ABOUT THIS TASK:
Across these entries, report how many lines include the string "hair", with nothing but the number.
%%
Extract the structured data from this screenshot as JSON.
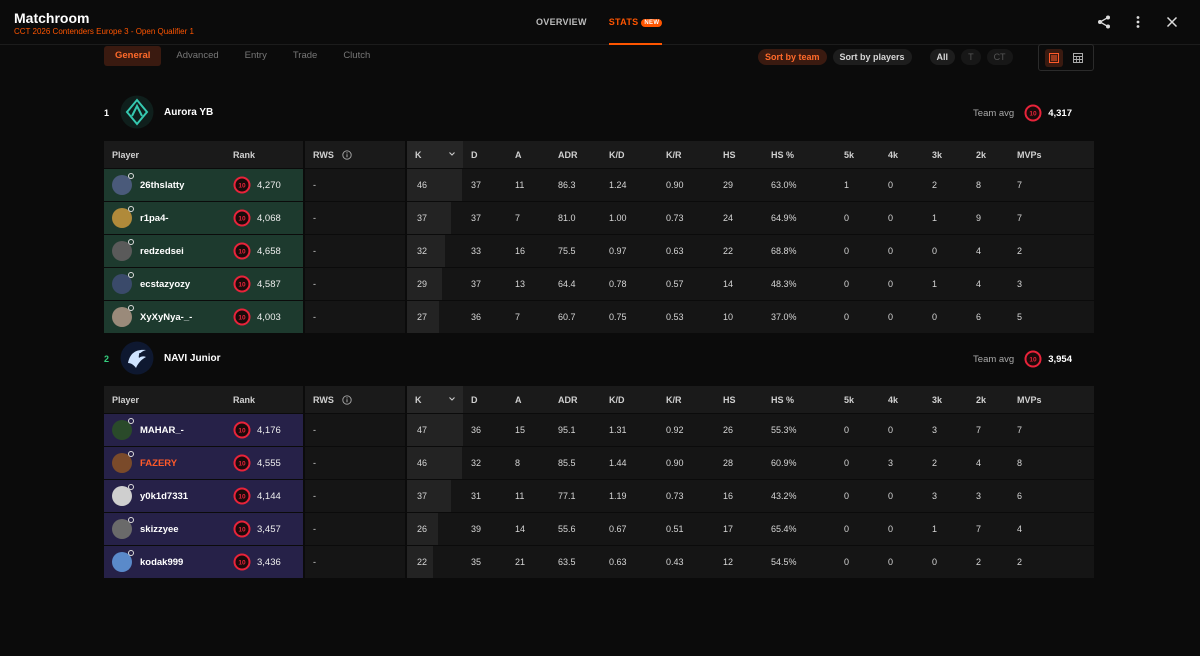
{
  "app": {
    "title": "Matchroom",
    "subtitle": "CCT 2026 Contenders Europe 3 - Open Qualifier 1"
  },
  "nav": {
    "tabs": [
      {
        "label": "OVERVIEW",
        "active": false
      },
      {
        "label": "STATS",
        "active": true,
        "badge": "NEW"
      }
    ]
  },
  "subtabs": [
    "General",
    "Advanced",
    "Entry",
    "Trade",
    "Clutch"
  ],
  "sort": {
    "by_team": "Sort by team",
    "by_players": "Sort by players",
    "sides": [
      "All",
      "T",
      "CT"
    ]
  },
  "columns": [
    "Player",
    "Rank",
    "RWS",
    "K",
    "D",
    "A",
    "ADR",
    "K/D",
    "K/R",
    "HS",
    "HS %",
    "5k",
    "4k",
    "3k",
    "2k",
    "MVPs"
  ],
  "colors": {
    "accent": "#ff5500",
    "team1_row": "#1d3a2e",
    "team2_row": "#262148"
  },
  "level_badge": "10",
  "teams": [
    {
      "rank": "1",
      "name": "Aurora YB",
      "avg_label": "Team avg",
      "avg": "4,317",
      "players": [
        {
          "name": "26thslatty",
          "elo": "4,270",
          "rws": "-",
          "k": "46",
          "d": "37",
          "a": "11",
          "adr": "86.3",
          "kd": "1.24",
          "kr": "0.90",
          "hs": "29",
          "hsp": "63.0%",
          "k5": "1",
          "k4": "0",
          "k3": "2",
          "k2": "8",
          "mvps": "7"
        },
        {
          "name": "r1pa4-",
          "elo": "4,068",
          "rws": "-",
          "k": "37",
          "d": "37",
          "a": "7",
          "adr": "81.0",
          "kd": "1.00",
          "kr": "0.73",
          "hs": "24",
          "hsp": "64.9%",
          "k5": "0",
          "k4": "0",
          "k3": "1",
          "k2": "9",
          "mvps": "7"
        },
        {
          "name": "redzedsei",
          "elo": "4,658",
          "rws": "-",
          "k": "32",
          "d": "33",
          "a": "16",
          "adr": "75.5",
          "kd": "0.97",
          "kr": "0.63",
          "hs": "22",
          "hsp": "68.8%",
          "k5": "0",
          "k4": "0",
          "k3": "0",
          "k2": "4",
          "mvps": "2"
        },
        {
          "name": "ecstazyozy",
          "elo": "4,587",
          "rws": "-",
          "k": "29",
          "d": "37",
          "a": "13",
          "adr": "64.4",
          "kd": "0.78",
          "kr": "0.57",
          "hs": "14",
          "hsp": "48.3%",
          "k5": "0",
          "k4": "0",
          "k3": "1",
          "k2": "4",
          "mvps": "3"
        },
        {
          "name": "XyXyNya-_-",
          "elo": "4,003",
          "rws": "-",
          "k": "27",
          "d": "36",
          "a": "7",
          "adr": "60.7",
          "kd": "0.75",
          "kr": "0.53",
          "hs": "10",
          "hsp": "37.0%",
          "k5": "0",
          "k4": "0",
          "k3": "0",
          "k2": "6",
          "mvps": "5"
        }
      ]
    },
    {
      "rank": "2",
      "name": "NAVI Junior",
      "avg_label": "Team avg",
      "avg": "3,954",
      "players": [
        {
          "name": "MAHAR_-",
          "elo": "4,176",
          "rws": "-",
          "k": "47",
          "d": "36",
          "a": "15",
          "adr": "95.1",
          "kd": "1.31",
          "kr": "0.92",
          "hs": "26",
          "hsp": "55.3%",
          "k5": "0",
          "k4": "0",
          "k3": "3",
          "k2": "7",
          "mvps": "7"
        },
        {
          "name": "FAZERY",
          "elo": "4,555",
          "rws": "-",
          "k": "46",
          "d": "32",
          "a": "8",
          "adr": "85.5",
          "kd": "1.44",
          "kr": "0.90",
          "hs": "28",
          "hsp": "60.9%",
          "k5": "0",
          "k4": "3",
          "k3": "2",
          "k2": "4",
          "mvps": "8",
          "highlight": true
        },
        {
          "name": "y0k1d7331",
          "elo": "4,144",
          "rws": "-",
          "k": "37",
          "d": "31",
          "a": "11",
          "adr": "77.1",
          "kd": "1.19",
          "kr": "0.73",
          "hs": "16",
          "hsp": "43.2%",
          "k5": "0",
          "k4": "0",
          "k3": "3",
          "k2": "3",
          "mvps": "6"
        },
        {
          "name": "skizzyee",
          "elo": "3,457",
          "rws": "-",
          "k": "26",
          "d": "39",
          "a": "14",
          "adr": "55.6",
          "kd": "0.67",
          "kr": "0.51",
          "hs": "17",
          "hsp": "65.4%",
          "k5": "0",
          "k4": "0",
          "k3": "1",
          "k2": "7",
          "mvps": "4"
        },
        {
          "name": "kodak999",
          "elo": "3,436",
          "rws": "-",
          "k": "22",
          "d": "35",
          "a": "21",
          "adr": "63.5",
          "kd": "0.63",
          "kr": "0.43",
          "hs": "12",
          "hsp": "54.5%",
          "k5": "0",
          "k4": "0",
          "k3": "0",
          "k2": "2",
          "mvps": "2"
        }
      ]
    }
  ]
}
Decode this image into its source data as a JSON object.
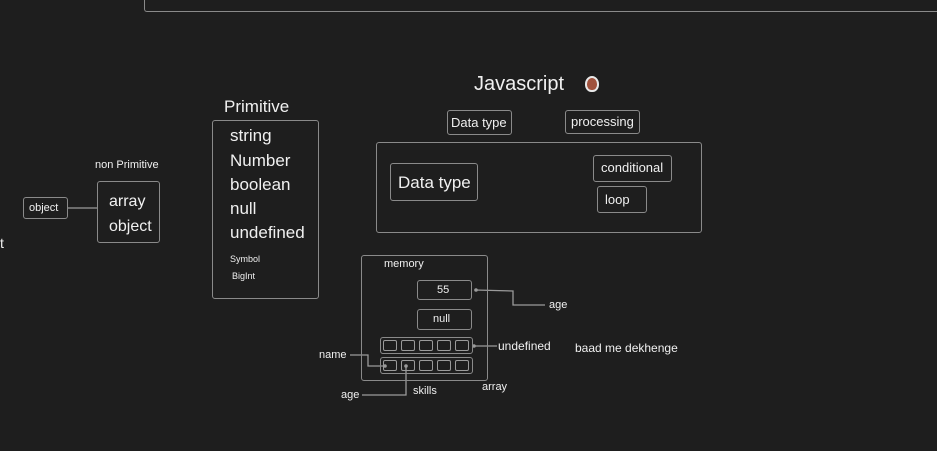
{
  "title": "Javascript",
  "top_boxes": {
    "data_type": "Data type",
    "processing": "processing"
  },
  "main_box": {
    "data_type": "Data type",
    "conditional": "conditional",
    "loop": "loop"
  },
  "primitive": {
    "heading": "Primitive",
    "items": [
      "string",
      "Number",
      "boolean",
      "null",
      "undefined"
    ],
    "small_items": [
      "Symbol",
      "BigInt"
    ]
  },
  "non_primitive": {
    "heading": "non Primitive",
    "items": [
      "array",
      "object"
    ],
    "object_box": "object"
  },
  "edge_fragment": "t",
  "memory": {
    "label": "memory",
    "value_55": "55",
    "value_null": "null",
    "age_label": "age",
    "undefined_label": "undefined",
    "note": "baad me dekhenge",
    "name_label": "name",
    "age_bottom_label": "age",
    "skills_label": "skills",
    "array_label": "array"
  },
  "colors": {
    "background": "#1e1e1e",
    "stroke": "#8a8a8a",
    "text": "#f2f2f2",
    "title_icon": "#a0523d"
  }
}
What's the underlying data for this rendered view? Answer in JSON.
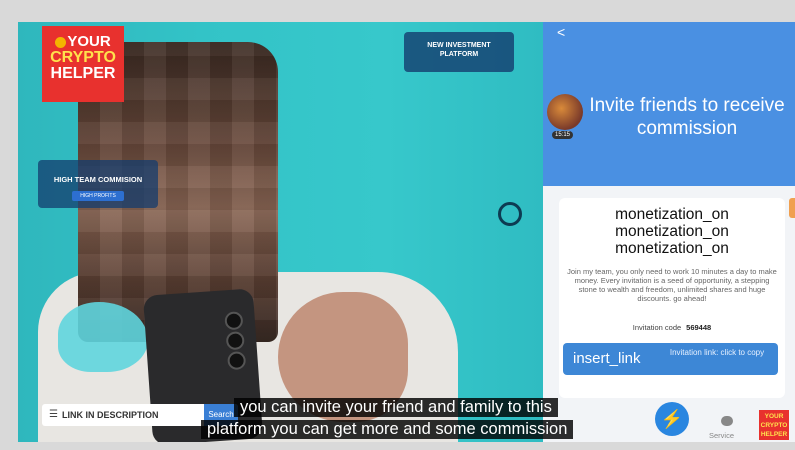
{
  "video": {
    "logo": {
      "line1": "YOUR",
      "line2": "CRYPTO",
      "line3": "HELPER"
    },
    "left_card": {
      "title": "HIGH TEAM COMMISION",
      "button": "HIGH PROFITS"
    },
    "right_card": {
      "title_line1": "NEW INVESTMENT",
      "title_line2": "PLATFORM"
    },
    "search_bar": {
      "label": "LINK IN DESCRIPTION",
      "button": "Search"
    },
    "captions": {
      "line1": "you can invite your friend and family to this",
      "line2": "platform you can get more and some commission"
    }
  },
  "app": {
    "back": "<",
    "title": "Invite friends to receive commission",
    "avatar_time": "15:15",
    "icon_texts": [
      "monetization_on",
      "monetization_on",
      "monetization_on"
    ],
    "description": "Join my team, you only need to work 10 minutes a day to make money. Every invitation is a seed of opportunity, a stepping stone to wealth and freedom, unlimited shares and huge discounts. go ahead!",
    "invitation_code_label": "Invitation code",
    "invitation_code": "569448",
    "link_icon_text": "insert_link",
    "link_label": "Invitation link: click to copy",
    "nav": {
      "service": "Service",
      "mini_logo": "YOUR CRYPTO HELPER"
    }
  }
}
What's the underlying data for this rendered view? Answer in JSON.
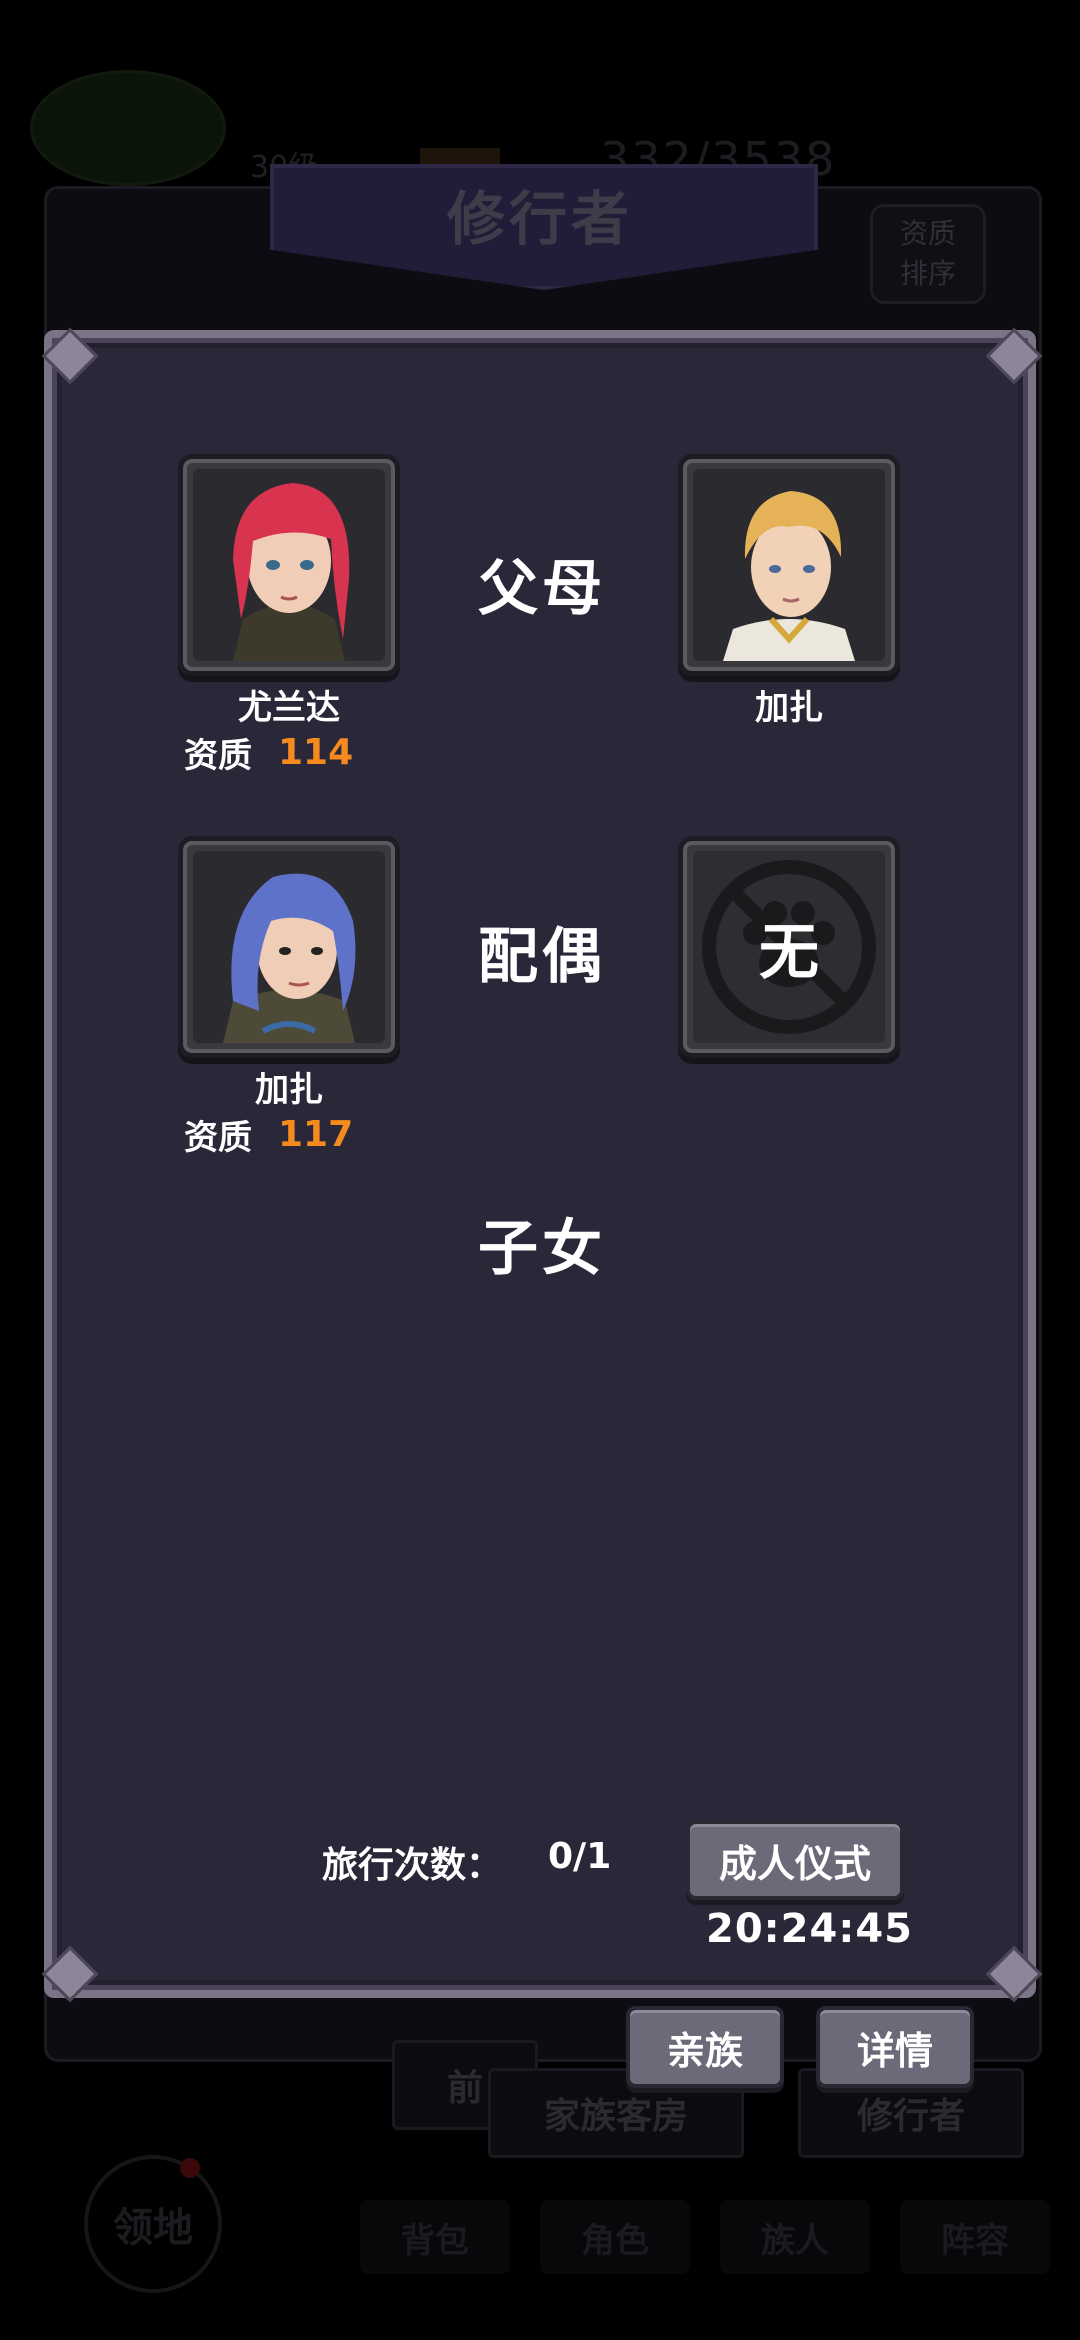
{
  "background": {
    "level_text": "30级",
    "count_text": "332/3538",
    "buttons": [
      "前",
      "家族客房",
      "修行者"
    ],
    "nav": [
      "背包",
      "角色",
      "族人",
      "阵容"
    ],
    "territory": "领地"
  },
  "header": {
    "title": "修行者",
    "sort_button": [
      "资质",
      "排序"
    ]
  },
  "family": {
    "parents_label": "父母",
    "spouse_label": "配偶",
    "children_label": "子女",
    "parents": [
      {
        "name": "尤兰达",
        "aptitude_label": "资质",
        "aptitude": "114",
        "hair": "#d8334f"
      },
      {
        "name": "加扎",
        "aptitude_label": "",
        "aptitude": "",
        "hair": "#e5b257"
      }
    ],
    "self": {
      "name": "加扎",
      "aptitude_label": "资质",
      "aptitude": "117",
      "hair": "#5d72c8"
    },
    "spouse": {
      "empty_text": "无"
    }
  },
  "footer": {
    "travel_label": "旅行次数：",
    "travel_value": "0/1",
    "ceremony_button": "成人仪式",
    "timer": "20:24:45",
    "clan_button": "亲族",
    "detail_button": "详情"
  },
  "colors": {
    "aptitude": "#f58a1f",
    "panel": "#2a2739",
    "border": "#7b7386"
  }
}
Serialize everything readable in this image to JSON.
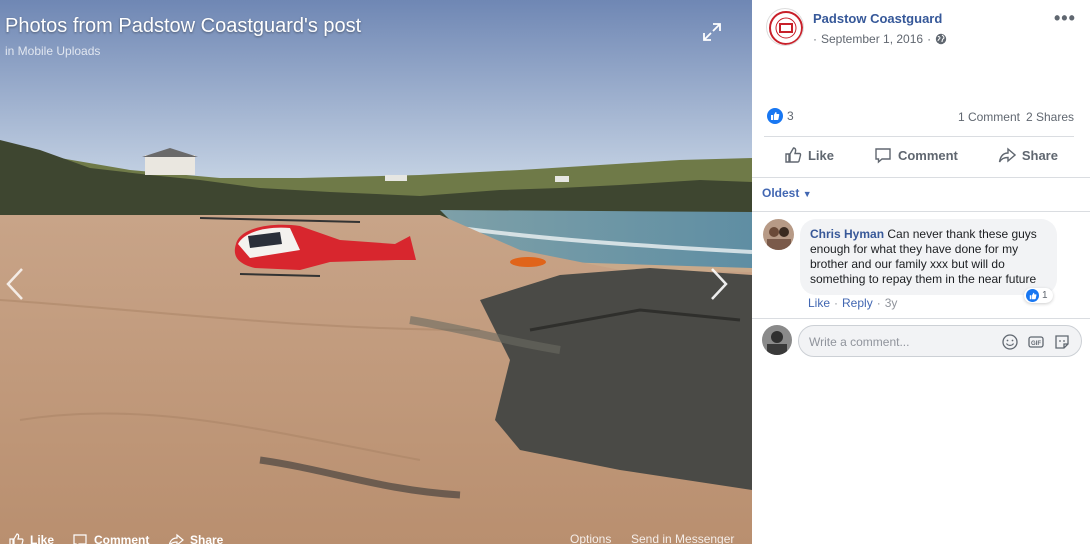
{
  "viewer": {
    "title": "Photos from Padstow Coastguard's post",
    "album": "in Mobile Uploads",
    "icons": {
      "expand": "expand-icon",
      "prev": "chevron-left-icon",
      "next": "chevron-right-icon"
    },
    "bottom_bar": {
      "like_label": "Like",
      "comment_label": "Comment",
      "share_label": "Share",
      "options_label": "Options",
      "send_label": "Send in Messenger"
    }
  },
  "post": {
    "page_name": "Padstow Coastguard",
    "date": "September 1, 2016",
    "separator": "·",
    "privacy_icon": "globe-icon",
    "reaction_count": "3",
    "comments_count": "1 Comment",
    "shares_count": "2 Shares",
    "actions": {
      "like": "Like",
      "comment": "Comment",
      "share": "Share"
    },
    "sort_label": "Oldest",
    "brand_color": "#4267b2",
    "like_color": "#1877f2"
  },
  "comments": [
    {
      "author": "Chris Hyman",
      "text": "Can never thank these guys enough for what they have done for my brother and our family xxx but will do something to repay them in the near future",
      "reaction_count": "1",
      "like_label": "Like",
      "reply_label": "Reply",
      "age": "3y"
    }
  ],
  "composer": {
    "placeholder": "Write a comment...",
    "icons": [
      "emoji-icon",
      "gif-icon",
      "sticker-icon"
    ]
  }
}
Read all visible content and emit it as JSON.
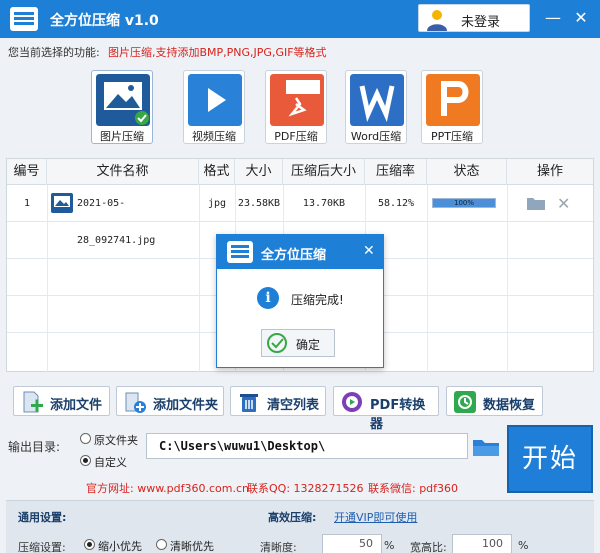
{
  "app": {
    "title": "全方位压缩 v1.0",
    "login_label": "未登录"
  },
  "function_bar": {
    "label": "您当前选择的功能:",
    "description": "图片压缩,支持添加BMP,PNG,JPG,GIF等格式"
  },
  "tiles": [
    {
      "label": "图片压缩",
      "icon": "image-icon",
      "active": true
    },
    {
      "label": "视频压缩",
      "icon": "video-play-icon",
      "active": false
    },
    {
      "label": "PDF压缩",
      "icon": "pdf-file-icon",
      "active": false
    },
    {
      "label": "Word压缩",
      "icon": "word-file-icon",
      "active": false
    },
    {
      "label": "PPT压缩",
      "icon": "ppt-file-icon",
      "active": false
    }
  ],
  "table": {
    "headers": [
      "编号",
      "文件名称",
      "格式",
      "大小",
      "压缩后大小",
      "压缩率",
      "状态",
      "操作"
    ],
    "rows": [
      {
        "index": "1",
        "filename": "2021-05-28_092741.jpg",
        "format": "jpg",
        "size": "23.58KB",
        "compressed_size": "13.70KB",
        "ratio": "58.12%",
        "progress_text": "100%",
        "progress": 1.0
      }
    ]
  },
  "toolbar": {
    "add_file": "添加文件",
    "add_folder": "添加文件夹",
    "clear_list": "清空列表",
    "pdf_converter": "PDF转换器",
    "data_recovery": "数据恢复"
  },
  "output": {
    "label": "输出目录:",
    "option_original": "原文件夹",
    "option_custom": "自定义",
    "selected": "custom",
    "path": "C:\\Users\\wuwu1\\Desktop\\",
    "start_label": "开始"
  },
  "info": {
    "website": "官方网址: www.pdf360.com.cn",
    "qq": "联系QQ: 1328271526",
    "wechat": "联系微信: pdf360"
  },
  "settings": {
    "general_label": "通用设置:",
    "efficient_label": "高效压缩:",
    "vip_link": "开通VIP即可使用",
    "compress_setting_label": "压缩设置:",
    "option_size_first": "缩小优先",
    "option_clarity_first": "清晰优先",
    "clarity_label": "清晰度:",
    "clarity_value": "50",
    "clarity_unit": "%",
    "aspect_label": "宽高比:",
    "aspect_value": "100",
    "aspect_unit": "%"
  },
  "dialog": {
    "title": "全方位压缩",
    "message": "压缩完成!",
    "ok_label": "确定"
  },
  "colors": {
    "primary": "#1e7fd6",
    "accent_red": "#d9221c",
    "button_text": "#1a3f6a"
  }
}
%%
WRITTEN RESPONSE:
3